My family has a cabin in Island Park, Idaho just outside of Yellowstone Park. While there are lots of bears in the area (according to Idaho Fish and Game 800-1200) my wife has only seen 1 bear in the 40 years she has been travelling up there. In the 11 years we have been married I have never seen a bear in by the cabin, however we do hear stories of them being in the general area. Last fall while hunting in the area I was able shoot a big grizzly with my trail camera [above]. Hearing about bears in the area is one thing . . .
seeing them is another. Last week we had the grizzly eat a man in Yellowstone and a few days later grizzly started to show up in the area near our cabin. The bear has been making nightly visits for about a week now and I would argue definitely has the potential to pose a threat to people in the area. Camille and I went to the cabin with our 5 kids (ages 1-9) over the weekend and we didn’t venture anywhere beyond the cabin where we were not armed with either a gun or bear spray.
Upon arriving home last night I read the story of Mrs. Casey and her bear encounter up in Northern Idaho. I can’t fault Mrs. Casey for shooting the bear to protect her family, however I do think we can learn a few valuable lessons from the story. Sorry for some of the cliches.
1) Don’t bring a knife to a gun fight. Better yet don’t bring a .22 to a bear fight. I know, “any gun is better then no gun,” however, any gun against a human may be better than no gun, but against a pissed grizzly? I’m not so sure.
2) Train, train and train some more. I have no problem with with Mrs. Casey shooting the Grizzly with the .22 if that had been all she had. However she had a .45. Unfortunately it jammed at the most inopportune time. Malfunctions cost valuable time and can cost a life if not handled quickly. Luckily Mrs. Casey is fortunate she was able to grab another rifle and chase the bear off.
3) Backup weapons are truly valuable when you need them. A backup to your backup is even better if you have it when you need it.
4) Maintain situational awareness regardless of where you may be. Whether on the streets of Chicago or the backwoods of Idaho, know where you are going, whats around you and have a basic plan of what you’ll do if you encounter a problem. When seconds count (especially with a charging grizzly) being mentally prepared is just as important as everything else.
5) It is time to remove the Grizzly from the endangered species list and let hunters start helping to control the population.
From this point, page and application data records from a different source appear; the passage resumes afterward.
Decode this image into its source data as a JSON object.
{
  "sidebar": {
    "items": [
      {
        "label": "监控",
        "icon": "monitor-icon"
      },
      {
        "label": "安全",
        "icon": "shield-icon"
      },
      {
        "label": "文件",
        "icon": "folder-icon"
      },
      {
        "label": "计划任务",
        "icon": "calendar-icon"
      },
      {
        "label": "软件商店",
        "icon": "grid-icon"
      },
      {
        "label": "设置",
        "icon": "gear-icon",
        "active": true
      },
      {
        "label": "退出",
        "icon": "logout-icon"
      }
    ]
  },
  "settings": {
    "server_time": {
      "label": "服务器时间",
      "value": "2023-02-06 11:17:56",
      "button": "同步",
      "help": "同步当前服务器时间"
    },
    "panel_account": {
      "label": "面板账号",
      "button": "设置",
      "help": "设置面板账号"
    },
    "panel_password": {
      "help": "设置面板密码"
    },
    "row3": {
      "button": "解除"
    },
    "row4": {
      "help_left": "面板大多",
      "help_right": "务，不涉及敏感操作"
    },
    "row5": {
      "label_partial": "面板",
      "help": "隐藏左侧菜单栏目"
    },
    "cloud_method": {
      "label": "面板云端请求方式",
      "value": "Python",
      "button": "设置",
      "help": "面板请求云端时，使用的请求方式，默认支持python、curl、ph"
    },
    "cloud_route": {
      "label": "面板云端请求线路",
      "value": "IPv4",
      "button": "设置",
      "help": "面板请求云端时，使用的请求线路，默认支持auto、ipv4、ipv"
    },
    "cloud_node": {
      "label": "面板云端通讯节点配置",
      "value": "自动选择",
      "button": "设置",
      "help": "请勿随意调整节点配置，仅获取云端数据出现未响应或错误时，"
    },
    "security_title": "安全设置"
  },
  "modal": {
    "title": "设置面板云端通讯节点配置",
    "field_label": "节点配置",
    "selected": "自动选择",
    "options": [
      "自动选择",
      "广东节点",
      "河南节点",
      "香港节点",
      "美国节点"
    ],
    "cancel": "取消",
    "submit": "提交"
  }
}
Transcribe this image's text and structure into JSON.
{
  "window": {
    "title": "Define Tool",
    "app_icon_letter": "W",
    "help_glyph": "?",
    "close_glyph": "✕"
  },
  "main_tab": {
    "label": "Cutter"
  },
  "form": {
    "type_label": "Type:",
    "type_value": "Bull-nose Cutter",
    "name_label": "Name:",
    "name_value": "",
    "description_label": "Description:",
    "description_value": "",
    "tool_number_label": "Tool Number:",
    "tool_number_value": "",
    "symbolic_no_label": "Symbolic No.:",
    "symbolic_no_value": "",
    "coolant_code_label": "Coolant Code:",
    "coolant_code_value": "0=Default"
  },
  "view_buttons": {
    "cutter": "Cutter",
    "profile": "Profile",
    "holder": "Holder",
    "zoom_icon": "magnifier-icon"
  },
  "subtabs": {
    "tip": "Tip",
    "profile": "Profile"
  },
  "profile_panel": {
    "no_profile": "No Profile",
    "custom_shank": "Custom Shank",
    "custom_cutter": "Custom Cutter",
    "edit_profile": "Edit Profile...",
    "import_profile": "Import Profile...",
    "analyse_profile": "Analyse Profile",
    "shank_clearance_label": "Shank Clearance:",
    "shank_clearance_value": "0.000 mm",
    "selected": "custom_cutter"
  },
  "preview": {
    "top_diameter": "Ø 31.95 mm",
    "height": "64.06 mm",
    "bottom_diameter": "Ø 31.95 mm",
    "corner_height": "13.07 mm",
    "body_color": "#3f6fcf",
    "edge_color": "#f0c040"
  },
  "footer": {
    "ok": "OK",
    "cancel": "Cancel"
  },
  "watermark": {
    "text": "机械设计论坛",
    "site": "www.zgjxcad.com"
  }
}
However, until that happens I would urge people to join PDAADG (Parents Demand Action Against Dangerous Grizzlies), stage non violent protests, and write your legislators until our voice is heard.